■ Activity ■
Each record is to be printed exactly as given, down to the last mark.

■ Record extracts ■
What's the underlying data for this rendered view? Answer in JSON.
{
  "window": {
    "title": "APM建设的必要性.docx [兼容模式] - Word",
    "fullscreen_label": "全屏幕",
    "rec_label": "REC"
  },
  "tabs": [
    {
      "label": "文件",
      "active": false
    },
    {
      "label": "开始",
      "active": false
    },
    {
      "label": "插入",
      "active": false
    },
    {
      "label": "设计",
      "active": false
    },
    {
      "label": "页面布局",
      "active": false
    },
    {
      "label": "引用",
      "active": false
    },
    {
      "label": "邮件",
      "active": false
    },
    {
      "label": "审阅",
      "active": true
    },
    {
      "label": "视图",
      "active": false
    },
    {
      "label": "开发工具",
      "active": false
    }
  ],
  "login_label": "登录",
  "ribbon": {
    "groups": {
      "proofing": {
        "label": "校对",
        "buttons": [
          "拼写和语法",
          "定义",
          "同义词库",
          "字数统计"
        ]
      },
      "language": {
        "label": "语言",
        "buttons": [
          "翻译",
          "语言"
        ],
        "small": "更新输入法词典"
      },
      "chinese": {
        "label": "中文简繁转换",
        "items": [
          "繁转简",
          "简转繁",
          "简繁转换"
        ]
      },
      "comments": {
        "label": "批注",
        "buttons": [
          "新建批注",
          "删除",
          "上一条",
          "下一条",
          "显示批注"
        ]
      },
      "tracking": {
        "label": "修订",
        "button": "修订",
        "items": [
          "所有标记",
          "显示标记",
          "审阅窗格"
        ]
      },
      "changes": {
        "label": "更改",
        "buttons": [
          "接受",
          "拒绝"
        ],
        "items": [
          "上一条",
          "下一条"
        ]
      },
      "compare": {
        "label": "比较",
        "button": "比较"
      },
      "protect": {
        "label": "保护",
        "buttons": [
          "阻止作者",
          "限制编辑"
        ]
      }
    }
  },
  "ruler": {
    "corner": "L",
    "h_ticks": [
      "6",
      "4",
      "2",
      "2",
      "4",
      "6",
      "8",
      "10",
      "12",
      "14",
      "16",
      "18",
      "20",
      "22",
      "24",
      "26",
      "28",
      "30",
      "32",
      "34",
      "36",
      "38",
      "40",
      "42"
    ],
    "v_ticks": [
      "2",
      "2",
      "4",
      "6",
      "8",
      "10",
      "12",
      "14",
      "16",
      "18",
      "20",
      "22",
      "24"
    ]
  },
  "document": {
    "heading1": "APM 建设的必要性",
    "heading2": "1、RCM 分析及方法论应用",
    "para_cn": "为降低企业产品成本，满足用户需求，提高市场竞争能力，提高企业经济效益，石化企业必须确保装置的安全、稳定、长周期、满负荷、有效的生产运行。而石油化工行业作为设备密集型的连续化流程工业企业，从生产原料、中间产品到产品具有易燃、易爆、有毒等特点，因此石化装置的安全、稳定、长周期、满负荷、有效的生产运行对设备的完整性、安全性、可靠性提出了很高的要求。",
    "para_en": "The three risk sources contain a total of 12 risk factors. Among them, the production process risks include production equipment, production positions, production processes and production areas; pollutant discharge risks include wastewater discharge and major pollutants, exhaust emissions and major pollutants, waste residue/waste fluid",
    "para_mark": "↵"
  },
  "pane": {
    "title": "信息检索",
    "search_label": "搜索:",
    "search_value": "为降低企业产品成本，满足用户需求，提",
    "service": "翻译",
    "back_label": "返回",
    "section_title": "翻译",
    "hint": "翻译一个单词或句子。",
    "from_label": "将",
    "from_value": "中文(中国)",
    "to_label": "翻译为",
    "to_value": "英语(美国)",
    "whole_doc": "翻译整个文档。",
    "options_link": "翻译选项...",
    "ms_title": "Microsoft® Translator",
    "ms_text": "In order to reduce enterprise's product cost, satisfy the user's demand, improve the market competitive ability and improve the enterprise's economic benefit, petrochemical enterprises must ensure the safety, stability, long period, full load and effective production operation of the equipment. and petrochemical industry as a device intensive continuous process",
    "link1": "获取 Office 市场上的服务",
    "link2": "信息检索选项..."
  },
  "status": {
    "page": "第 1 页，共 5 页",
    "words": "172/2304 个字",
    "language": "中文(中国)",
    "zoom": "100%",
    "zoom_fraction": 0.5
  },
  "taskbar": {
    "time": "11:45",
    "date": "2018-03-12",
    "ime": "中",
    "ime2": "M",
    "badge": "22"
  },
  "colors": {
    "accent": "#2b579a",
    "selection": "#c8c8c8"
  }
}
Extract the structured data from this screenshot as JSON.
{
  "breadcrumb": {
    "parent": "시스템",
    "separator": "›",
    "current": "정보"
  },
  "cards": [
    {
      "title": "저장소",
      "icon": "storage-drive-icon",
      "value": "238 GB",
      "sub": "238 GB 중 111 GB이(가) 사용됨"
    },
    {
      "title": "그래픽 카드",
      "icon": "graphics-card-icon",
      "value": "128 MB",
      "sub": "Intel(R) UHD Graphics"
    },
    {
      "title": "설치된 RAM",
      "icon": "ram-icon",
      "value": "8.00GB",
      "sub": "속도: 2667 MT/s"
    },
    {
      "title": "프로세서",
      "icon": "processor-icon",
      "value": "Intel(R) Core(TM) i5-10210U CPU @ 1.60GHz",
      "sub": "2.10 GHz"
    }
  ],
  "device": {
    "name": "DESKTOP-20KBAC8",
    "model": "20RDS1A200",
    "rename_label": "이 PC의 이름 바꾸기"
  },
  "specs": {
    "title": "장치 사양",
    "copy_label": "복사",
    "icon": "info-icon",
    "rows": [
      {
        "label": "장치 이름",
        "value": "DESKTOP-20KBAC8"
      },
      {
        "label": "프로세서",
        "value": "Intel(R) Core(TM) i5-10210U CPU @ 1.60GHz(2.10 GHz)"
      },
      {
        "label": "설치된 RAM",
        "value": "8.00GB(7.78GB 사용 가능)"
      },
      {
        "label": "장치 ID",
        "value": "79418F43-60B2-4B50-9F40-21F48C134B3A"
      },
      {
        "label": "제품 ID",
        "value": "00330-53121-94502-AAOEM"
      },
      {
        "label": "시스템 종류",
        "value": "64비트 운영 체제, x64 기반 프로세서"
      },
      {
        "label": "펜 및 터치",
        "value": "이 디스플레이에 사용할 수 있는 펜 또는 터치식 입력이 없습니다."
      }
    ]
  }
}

■ Answer space ■
What's the underlying data for this rendered view? Answer in JSON.
{
  "window": {
    "title": "APM建设的必要性.docx [兼容模式] - Word",
    "fullscreen_label": "全屏幕",
    "rec_label": "REC"
  },
  "tabs": [
    {
      "label": "文件",
      "active": false
    },
    {
      "label": "开始",
      "active": false
    },
    {
      "label": "插入",
      "active": false
    },
    {
      "label": "设计",
      "active": false
    },
    {
      "label": "页面布局",
      "active": false
    },
    {
      "label": "引用",
      "active": false
    },
    {
      "label": "邮件",
      "active": false
    },
    {
      "label": "审阅",
      "active": true
    },
    {
      "label": "视图",
      "active": false
    },
    {
      "label": "开发工具",
      "active": false
    }
  ],
  "login_label": "登录",
  "ribbon": {
    "groups": {
      "proofing": {
        "label": "校对",
        "buttons": [
          "拼写和语法",
          "定义",
          "同义词库",
          "字数统计"
        ]
      },
      "language": {
        "label": "语言",
        "buttons": [
          "翻译",
          "语言"
        ],
        "small": "更新输入法词典"
      },
      "chinese": {
        "label": "中文简繁转换",
        "items": [
          "繁转简",
          "简转繁",
          "简繁转换"
        ]
      },
      "comments": {
        "label": "批注",
        "buttons": [
          "新建批注",
          "删除",
          "上一条",
          "下一条",
          "显示批注"
        ]
      },
      "tracking": {
        "label": "修订",
        "button": "修订",
        "items": [
          "所有标记",
          "显示标记",
          "审阅窗格"
        ]
      },
      "changes": {
        "label": "更改",
        "buttons": [
          "接受",
          "拒绝"
        ],
        "items": [
          "上一条",
          "下一条"
        ]
      },
      "compare": {
        "label": "比较",
        "button": "比较"
      },
      "protect": {
        "label": "保护",
        "buttons": [
          "阻止作者",
          "限制编辑"
        ]
      }
    }
  },
  "ruler": {
    "corner": "L",
    "h_ticks": [
      "6",
      "4",
      "2",
      "2",
      "4",
      "6",
      "8",
      "10",
      "12",
      "14",
      "16",
      "18",
      "20",
      "22",
      "24",
      "26",
      "28",
      "30",
      "32",
      "34",
      "36",
      "38",
      "40",
      "42"
    ],
    "v_ticks": [
      "2",
      "2",
      "4",
      "6",
      "8",
      "10",
      "12",
      "14",
      "16",
      "18",
      "20",
      "22",
      "24"
    ]
  },
  "document": {
    "heading1": "APM 建设的必要性",
    "heading2": "1、RCM 分析及方法论应用",
    "para_cn": "为降低企业产品成本，满足用户需求，提高市场竞争能力，提高企业经济效益，石化企业必须确保装置的安全、稳定、长周期、满负荷、有效的生产运行。而石油化工行业作为设备密集型的连续化流程工业企业，从生产原料、中间产品到产品具有易燃、易爆、有毒等特点，因此石化装置的安全、稳定、长周期、满负荷、有效的生产运行对设备的完整性、安全性、可靠性提出了很高的要求。",
    "para_en": "The three risk sources contain a total of 12 risk factors. Among them, the production process risks include production equipment, production positions, production processes and production areas; pollutant discharge risks include wastewater discharge and major pollutants, exhaust emissions and major pollutants, waste residue/waste fluid",
    "para_mark": "↵"
  },
  "pane": {
    "title": "信息检索",
    "search_label": "搜索:",
    "search_value": "为降低企业产品成本，满足用户需求，提",
    "service": "翻译",
    "back_label": "返回",
    "section_title": "翻译",
    "hint": "翻译一个单词或句子。",
    "from_label": "将",
    "from_value": "中文(中国)",
    "to_label": "翻译为",
    "to_value": "英语(美国)",
    "whole_doc": "翻译整个文档。",
    "options_link": "翻译选项...",
    "ms_title": "Microsoft® Translator",
    "ms_text": "In order to reduce enterprise's product cost, satisfy the user's demand, improve the market competitive ability and improve the enterprise's economic benefit, petrochemical enterprises must ensure the safety, stability, long period, full load and effective production operation of the equipment. and petrochemical industry as a device intensive continuous process",
    "link1": "获取 Office 市场上的服务",
    "link2": "信息检索选项..."
  },
  "status": {
    "page": "第 1 页，共 5 页",
    "words": "172/2304 个字",
    "language": "中文(中国)",
    "zoom": "100%",
    "zoom_fraction": 0.5
  },
  "taskbar": {
    "time": "11:45",
    "date": "2018-03-12",
    "ime": "中",
    "ime2": "M",
    "badge": "22"
  },
  "colors": {
    "accent": "#2b579a",
    "selection": "#c8c8c8"
  }
}
Extract the structured data from this screenshot as JSON.
{
  "breadcrumb": {
    "parent": "시스템",
    "separator": "›",
    "current": "정보"
  },
  "cards": [
    {
      "title": "저장소",
      "icon": "storage-drive-icon",
      "value": "238 GB",
      "sub": "238 GB 중 111 GB이(가) 사용됨"
    },
    {
      "title": "그래픽 카드",
      "icon": "graphics-card-icon",
      "value": "128 MB",
      "sub": "Intel(R) UHD Graphics"
    },
    {
      "title": "설치된 RAM",
      "icon": "ram-icon",
      "value": "8.00GB",
      "sub": "속도: 2667 MT/s"
    },
    {
      "title": "프로세서",
      "icon": "processor-icon",
      "value": "Intel(R) Core(TM) i5-10210U CPU @ 1.60GHz",
      "sub": "2.10 GHz"
    }
  ],
  "device": {
    "name": "DESKTOP-20KBAC8",
    "model": "20RDS1A200",
    "rename_label": "이 PC의 이름 바꾸기"
  },
  "specs": {
    "title": "장치 사양",
    "copy_label": "복사",
    "icon": "info-icon",
    "rows": [
      {
        "label": "장치 이름",
        "value": "DESKTOP-20KBAC8"
      },
      {
        "label": "프로세서",
        "value": "Intel(R) Core(TM) i5-10210U CPU @ 1.60GHz(2.10 GHz)"
      },
      {
        "label": "설치된 RAM",
        "value": "8.00GB(7.78GB 사용 가능)"
      },
      {
        "label": "장치 ID",
        "value": "79418F43-60B2-4B50-9F40-21F48C134B3A"
      },
      {
        "label": "제품 ID",
        "value": "00330-53121-94502-AAOEM"
      },
      {
        "label": "시스템 종류",
        "value": "64비트 운영 체제, x64 기반 프로세서"
      },
      {
        "label": "펜 및 터치",
        "value": "이 디스플레이에 사용할 수 있는 펜 또는 터치식 입력이 없습니다."
      }
    ]
  }
}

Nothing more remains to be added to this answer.